So that’s the background my husband did not have. And the day I blurted out to him, “Maybe I’ll go to law school,” we’d just come from a weekend trip where we spent at least one evening with friends of friends who were lawyers. We had cocktails at these lawyers’ house, their very nice house. And my husband had this niggly thought in the back of his brain that I decided I wanted to go to law school because I saw how much money I could make.
I almost had to laugh. Actually, I did laugh. I immediately saw why he wondered thatthe timing was really coincidentaland money worries have not been strangers to us in the last few years.
But no. I reassured him that crass materialism wasn’t my primary motive for law school. And he reassured me that, if it were, he wouldn’t be upset. After all, an advanced education that all but promises a lucrative career can’t be all bad.
See, what happened to me that day, when the words “law school” slipped out of my mouth, wasn’t the result of the temptations of Mammon.
Rather, the pieces all fell into place. I’ve been having something of an identity crisis for a while, wondering if I’d betrayed all the promise I felt I had right after college, all the while feeling underused in my old job, and peeved with my new job’s failure to live up to its initial promise. I was starting to fear I’d look up in five or ten years only to realize I been adrift with no vision for myself and my life.
[NB: Don't misunderstand me here, either. Any vision would have made me happyif I knew I wanted to be a housewife and mother, as long as I pursued that, I would have felt fulfilled. It was the lack of coherent direction that was killing me.]
So in the midst of the identity crisis, I’d tried some freelance work on the side (hated it), started writing (loved it), and took a writing and editing class (my own personal Renaissance). So I knew I wanted to move away from design into writing/editing. And knew I wanted to go back to school. For something.
But I’ve been out of school long enough that my interests in my undergraduate majors have waned. That’s not to say I don’t still find those subjects interesting, it’s just that I don’t want to get any more degrees in them. I did a liberal arts degree because I wanted to know something about a lot of stuff, and that’s still one of my driving forces. A Ph.D. doesn’t seem to facilitate that as easily.
So, grad school that involves writing and editingand critical thinking, of course, that almost goes without sayingwhat kind of grad school could that be? I don’t know when my mind settled on law and realized that, duh, a JD would involve all of that. And I could make it as scholarly a pursuit as I wanted!
Law school it is, then. Why law? Because it fits. Why now? Because it’s time.
I have never been the kind of person who frets about how I’ll do on exams. I always knew I would do well. I’m sure that, in high school and in college, most of that certainty was sheer ego. But even since then, I’ve never worried about not *getting* something.
And suddenly, I feel quite dumb. How can I not get this logic stuff? Why can’t I see the solutions?

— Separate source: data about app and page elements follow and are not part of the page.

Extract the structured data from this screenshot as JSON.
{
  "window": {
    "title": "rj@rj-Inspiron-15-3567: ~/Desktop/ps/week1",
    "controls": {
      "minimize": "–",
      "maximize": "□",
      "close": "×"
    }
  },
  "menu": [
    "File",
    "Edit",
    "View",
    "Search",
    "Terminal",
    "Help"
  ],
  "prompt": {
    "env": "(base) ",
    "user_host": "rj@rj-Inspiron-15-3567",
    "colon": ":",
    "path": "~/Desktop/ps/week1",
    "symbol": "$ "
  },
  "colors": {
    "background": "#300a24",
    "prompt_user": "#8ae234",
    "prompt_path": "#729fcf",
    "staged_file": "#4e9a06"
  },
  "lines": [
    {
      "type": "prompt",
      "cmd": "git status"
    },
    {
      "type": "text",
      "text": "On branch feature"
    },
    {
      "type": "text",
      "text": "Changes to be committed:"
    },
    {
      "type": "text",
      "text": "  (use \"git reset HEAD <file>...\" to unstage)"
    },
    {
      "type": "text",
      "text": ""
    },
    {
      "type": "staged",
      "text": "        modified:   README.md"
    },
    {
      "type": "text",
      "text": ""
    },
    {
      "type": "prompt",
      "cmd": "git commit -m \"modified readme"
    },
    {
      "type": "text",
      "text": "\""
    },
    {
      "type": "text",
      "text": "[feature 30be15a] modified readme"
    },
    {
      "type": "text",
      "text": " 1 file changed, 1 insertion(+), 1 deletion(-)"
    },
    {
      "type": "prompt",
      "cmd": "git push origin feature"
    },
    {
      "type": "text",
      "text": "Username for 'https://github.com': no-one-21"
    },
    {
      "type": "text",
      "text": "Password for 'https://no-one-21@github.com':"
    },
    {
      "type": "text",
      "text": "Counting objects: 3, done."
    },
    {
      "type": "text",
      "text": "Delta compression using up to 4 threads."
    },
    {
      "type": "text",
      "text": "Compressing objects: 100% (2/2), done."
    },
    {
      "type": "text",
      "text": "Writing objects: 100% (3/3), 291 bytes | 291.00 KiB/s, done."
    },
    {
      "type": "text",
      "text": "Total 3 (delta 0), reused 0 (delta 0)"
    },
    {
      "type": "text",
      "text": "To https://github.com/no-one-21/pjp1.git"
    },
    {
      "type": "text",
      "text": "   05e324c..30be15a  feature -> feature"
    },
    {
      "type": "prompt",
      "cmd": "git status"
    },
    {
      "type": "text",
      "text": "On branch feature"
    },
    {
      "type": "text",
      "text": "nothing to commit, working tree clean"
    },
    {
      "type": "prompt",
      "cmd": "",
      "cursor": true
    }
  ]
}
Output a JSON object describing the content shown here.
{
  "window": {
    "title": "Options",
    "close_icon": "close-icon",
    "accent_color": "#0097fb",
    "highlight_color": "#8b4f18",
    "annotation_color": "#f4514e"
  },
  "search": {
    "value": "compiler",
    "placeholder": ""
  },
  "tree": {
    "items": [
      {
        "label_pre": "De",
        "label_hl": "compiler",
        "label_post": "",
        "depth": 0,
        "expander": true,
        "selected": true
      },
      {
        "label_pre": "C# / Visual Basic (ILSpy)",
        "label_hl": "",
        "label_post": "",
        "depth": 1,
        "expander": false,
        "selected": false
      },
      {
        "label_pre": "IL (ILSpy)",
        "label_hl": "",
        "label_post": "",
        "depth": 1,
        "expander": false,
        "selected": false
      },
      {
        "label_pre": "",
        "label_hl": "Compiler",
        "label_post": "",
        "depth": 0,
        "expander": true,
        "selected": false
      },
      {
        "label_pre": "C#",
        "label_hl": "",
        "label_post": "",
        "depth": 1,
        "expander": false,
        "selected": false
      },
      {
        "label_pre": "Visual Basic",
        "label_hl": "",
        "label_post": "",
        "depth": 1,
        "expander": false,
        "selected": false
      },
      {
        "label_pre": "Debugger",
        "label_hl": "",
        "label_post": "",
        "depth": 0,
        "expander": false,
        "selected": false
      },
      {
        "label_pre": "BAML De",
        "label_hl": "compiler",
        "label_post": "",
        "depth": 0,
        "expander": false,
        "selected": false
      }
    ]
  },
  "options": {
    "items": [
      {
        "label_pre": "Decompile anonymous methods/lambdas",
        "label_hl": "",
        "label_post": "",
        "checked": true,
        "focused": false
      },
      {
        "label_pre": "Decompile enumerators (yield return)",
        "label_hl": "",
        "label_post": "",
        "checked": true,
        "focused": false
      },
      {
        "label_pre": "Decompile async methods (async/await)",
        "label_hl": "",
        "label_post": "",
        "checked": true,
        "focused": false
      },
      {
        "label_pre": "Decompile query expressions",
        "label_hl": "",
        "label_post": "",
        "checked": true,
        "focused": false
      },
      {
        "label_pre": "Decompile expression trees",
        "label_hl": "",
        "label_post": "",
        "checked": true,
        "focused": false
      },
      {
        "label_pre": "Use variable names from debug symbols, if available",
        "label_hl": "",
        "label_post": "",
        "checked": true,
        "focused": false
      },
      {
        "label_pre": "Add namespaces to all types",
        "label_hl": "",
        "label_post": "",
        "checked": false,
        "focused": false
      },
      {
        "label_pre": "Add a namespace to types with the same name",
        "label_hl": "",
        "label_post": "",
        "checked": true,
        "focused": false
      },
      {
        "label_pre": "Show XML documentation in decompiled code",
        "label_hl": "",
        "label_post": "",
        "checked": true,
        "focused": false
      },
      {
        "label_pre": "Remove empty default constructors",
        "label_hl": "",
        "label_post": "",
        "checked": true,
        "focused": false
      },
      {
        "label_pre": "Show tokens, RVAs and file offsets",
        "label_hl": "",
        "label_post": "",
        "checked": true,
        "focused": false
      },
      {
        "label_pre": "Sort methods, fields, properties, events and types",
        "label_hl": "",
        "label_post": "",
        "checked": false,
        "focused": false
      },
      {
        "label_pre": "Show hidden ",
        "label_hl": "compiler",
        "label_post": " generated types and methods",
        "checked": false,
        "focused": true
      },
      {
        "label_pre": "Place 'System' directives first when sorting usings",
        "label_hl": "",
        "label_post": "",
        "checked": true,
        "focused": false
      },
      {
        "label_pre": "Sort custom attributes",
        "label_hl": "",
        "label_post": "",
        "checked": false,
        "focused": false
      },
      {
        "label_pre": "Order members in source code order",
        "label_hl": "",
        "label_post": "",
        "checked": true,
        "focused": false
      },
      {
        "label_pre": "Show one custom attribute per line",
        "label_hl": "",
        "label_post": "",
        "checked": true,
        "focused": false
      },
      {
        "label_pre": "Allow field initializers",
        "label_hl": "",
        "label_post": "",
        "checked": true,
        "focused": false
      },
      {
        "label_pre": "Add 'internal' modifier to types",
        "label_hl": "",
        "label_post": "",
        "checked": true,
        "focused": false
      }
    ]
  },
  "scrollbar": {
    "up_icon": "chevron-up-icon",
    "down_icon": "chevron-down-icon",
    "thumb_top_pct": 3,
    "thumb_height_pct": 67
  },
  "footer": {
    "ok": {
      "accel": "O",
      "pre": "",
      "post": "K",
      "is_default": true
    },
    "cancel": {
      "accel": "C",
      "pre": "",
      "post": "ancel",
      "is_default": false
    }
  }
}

Why won’t my brain make those connections? I am frustrated with studying, and I am frustrated with myself. The worst thing is that I don’t really know how to stop feeling so frustratedI can’t fix it.
If anyone has suggestions to help me stop feeling helpless, I welcome them. If anyone has suggestions for how to get over my fixation with the Logic games sections of the LSAT, you can share them, but I can’t promise I’ll actually read them. Too many cooks, and all.